Dolma, which quite literally means “stuffed,” is one of the most integral elements of Turkish cuisine. The Turks love to feast on a wide variety of delicately stuffed vegetables, and the more time-consuming the process, the more special the dish is. While most of us are familiar with stuffed grape leaves, which for many families is a dish passed down through the generations, did you know that there are actually two different variations? That is because when it comes to stuffed grape leaves, there is the vegetarian version that is simply stuffed with rice seasoned with currants and sweet spices, but there is also a minced meat stuffed version with tomato and pepper-spiced rice. A similar meat-based stuffing is also used in “lahana dolması” in which cabbage leaves are wrapped around the filling. Then there is the bell pepper, tomato and even dried eggplant dolmas, in which tomato-based bulgur is stuffed into the various vegetables and is vegetarian. In the months leading into fall, as part of the pantry-preparing process for the winter, Turkish households will also preserve the skins of eggplants and peppers, stringing them together and hanging them up to dry. You may have seen these decorative strings of vegetable skins in farmer’s markets as they are just as decorative as they are practical, but their purpose is to be painstakingly filled and prepared as “dolmas” for winter meals. These dishes are traditionally served warm and accompanied by cold, plain yogurt.
The star of the feast is also referred to as a “dolma,” but in this case, it is the coveted stuffed and roasted turkey, or as they refer to the bird in Turkish, “hindi.” While interestingly enough, roasted turkey is the main feature of the New Year’s feast, similar to the Western tradition for Christmas, the style in which the bird is stuffed and served differs greatly. Don’t expect cranberry sauce, gravy or even potatoes, as in Turkey, this bird is stuffed with a delicate combination of spiced rice and chestnuts and roasted. The stuffing of rice and chestnuts consists of a variety of seasonings that brings about that classically Turkish taste that includes currants, cinnamon and cloves but occasionally can also have allspice, pine nuts, apricots and pistachios included in the mix. The same rice mixture can also be used to stuff a roasted chicken as well.

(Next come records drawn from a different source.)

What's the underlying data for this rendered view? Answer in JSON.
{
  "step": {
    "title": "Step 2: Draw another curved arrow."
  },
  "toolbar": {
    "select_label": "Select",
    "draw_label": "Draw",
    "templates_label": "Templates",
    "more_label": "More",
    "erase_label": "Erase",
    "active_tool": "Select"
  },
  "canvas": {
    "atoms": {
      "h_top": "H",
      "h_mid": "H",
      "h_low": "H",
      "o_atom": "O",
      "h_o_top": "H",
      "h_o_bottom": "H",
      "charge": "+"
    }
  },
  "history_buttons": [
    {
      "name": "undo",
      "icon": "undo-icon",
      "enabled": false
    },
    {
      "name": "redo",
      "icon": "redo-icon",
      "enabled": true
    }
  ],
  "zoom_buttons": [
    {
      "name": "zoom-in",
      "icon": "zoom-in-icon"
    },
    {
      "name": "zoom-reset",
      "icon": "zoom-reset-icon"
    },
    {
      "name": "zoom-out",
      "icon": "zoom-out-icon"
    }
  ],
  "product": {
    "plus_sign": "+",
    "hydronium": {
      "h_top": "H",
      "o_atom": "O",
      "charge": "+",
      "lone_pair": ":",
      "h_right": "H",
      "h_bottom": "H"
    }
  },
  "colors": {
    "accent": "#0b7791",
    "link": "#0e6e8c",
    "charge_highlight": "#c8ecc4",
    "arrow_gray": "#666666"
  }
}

For dessert, the tradition in Turkey in winter is to have “kabak tatlısı” – in other words, pumpkin dessert. However, unlike the pumpkin pie Americans are known for, this is an entirely different type of pumpkin treat. In Turkey’s variation, large slices of pumpkin are doused in sugar and slow-roasted until almost caramelized in a sherbet derived from the moisture released. They are then sprinkled with ground walnuts and served alongside a dollop of “kaymak,” Turkey’s version of clotted cream, the most sought after variation of which is produced from water buffalo milk.